Editor’s note: We jumped the gun on the move “from billions to trillions” in our story on ‘sustainable ETFs’ on Wednesday. The assets in such ETFs total about $4.2 billion, not $4.2 trillion. Oops!
See all of ImpactAlpha’s recent #dealflow.
#Signals: Ahead of the Curve
Investing in social justice. Bryan Stevenson, the public interest lawyer who heads the Equal Justice Initiative in Montgomery, Ala., got a standing ovation at this week’s US-SIF conference. “Linking social justice and finance felt like a very important intersection achieved here,” Enclude’s Jan Piercy reports from Chicago. Stevenson, the author of Just Mercy, told the crowd of social investors, “We cannot make progress without changing the narrative.” To help do so, Pat Miguel Tomaino of Zevin Asset Management, a Boston-based investment advisor managing about $500 million in assets, has laid out a racial-lens investing manifesto. Zevin screens out companies that exploit minority and economically-disadvantaged communities, by profiting from mass incarceration, for example. Last year, Zevin pressed Starbucks and Target Corporation to disclose or develop so-called Fair Chance Hiring policies. McKinsey says firms with racial diversity have better than average returns. Dalberg has found tech firms could boost revenues by hundreds of millions of dollars with workforces that fully reflect the talent pool.

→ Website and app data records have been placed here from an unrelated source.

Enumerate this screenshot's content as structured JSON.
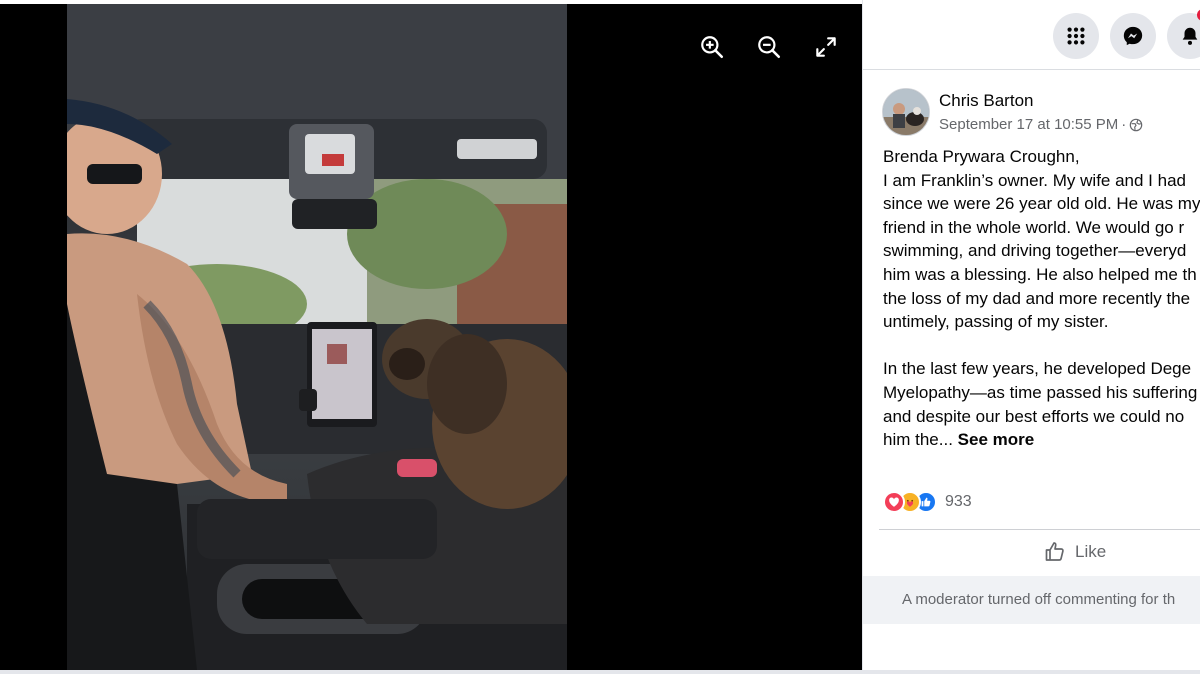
{
  "viewer": {
    "photo_alt": "",
    "controls": [
      {
        "name": "zoom-in-icon"
      },
      {
        "name": "zoom-out-icon"
      },
      {
        "name": "fullscreen-icon"
      }
    ]
  },
  "topbar": {
    "icons": [
      "menu-grid-icon",
      "messenger-icon",
      "bell-icon"
    ]
  },
  "post": {
    "author": "Chris Barton",
    "timestamp": "September 17 at 10:55 PM",
    "separator": "·",
    "audience_icon": "globe-icon",
    "mention": "Brenda Prywara Croughn",
    "mention_suffix": ",",
    "paragraph1": [
      "I am Franklin’s owner. My wife and I had",
      "since we were 26 year old old. He was my",
      "friend in the whole world. We would go r",
      "swimming, and driving together—everyd",
      "him was a blessing. He also helped me th",
      "the loss of my dad and more recently the",
      "untimely, passing of my sister."
    ],
    "paragraph2": [
      "In the last few years, he developed Dege",
      "Myelopathy—as time passed his suffering",
      "and despite our best efforts we could no"
    ],
    "last_line": "him the...",
    "see_more": "See more",
    "reactions": [
      "love",
      "care",
      "like"
    ],
    "reaction_count": "933",
    "like_label": "Like",
    "moderator_notice": "A moderator turned off commenting for th"
  },
  "colors": {
    "love": "#f33e58",
    "care": "#f7b125",
    "like": "#1877f2",
    "notification": "#e41e3f"
  }
}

How one small city is mapping its future to the 2030 global goals. Cauayan City in the Philippines wants to be a poster child for the Sustainable Development Goals. The city of 130,000, about 250 miles north of Manila, has laid out plans for education, healthcare, environmental restoration and sustainable infrastructure aligned with the 17 SDGs. “We extended free access to medical, dental and oral care, maternal, child and environmental health, core shelters, feeding programs, livelihood, educational and financial assistance,” said the city’s mayor, Bernard Faustino Dy.
Cauayan City launched a “Smarter City Project” in partnership with the local university and businesses, which includes “e-tricycles with solar roofs.” Cauayan City, which calls itself the “First Fiber City in the Philippines,” offers free public wi-fi city-wide, and is connecting clinics for rural healthcare delivery. Schools distribute school bags and supplies in all villages and new day-care centers are being built. City Hall ran an 18-day awareness campaign against violence against women and is promoting income-generating and livelihood programs for women. The city’s name is an indigenous word for one of its longest-standing resources: bamboo, a robust and environmentally sustainable crop; Cauayan is capitalizing on it to boost local, sustainable agriculture and local trades.
“Countries all over the world are encouraged to adopt this set of goals as part of their respective development agenda,” Dy said. “That is precisely the reason Cauayan City took the lead and actively initiated the implementation of these goals in the local level.”
That’s a wrap, have a great weekend! Please send any news and comments to [email protected].